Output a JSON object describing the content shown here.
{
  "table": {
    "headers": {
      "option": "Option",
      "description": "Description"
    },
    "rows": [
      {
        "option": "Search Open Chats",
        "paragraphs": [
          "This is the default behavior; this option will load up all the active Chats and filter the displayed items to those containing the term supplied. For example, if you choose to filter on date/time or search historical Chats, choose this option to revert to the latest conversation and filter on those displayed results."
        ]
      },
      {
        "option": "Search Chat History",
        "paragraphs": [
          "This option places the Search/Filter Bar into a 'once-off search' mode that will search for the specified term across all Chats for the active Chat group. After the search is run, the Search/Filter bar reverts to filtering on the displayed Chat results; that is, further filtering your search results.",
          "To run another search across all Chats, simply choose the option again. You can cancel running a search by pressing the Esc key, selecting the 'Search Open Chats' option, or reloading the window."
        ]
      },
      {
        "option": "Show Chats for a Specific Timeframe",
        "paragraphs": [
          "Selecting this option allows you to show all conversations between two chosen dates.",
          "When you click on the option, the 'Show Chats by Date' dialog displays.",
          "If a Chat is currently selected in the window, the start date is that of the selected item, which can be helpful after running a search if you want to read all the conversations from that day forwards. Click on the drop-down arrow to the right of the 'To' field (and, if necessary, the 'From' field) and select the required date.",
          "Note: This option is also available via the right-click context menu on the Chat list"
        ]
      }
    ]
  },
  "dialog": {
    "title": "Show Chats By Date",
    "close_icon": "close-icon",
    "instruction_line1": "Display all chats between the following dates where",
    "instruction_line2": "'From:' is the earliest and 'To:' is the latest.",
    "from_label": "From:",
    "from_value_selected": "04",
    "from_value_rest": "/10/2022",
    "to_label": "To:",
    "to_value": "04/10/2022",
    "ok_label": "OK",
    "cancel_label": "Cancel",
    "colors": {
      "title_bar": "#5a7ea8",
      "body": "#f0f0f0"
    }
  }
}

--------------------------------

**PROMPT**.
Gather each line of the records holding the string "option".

**RESPONSE AREA**.
      "option": "Option",
        "option": "Search Open Chats",
          "This is the default behavior; this option will load up all the active Chats and filter the displayed items to those containing the term supplied. For example, if you choose to filter on date/time or search historical Chats, choose this option to revert to the latest conversation and filter on those displayed results."
        "option": "Search Chat History",
          "This option places the Search/Filter Bar into a 'once-off search' mode that will search for the specified term across all Chats for the active Chat group. After the search is run, the Search/Filter bar reverts to filtering on the displayed Chat results; that is, further filtering your search results.",
          "To run another search across all Chats, simply choose the option again. You can cancel running a search by pressing the Esc key, selecting the 'Search Open Chats' option, or reloading the window."
        "option": "Show Chats for a Specific Timeframe",
          "Selecting this option allows you to show all conversations between two chosen dates.",
          "When you click on the option, the 'Show Chats by Date' dialog displays.",
          "Note: This option is also available via the right-click context menu on the Chat list"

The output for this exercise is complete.